Under English law, in order to make a guarantee enforceable, it must be in writing and signed by the guarantor (or an authorised signatory on behalf of the guarantor).
In its 9th March 2012 judgement, the Court of Appeal confirmed that a contract of guarantee can be enforceable in circumstances where it is contained in a series of documents (rather than a single document) that bears the signature of the guarantor (or an authorised signatory on behalf of the guarantor).
Specifically, the Court of Appeal looked at a series of emails sent by brokers during the negotiations in relation to a long-term time charterparty. The final email agreed the outstanding terms but did not expressly repeat the guarantee. The guarantee was however found to be enforceable.
The Court of Appeal held that an e-mail salutation by a broker (if duly authorised to act on behalf of the guarantor) was sufficient to constitute a signature for the purposes of English law (the Statute of Frauds Act 1677) irrespective of the intention with which the broker signed it – i.e. it was not relevant whether or not the broker thought he was signing a guarantee.
Once again, English law is moving with the times – although parties should be careful of the casual nature in which emails are sometimes treated – as the judgement shows, email correspondence can be held to create binding and enforceable obligations, even in respect of guarantee contracts (which otherwise have more stringent execution requirements than simple contracts).

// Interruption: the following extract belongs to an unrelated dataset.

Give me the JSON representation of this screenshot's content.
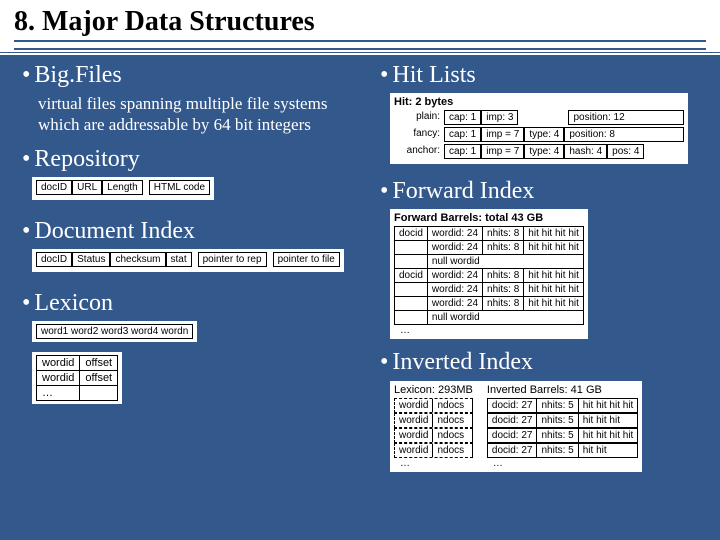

Case reference: Golden Ocean Group Limited v. (1) Salgaocar Mining Industries PVT Limited and (2) Mr Anil V Salgaocar  EWCA Civ 265